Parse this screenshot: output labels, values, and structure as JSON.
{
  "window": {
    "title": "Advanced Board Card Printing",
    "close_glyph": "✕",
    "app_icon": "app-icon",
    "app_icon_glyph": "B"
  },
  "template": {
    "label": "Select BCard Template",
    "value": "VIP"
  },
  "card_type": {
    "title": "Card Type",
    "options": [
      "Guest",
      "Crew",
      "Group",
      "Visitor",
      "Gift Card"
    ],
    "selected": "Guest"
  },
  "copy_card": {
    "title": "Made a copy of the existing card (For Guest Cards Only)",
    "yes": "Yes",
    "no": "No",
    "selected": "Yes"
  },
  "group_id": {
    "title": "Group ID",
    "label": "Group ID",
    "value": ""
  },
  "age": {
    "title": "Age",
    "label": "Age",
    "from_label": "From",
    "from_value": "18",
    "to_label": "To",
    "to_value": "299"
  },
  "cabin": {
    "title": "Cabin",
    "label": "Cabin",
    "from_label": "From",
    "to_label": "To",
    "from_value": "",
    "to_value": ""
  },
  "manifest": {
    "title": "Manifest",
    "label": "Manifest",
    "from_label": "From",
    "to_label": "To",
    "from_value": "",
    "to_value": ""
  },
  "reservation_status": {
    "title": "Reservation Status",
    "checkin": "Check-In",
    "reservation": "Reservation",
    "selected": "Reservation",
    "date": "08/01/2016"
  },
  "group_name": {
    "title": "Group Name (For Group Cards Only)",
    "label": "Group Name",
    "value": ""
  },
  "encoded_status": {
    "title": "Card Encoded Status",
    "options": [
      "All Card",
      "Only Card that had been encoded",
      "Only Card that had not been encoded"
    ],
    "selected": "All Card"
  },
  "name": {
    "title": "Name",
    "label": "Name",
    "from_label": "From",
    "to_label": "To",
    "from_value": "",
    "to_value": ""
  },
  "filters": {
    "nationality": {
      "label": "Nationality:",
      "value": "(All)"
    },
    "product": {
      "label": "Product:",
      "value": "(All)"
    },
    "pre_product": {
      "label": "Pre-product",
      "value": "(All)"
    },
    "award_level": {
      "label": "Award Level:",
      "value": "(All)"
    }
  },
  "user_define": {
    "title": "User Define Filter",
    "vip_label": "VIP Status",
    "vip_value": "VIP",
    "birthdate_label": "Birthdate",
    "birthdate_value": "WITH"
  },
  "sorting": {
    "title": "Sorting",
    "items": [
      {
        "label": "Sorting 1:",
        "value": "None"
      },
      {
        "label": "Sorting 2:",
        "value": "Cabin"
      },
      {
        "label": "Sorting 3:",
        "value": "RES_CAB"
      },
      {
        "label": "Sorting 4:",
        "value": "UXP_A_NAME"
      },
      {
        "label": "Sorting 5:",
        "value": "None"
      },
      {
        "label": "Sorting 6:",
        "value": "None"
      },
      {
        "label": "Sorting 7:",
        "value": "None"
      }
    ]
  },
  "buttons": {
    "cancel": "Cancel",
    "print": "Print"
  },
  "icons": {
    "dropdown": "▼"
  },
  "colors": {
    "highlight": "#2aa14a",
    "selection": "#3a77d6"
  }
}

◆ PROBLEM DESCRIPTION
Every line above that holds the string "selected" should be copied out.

◆ ANSWER TO THIS EXERCISE
    "selected": "Guest"
    "selected": "Yes"
    "selected": "Reservation",
    "selected": "All Card"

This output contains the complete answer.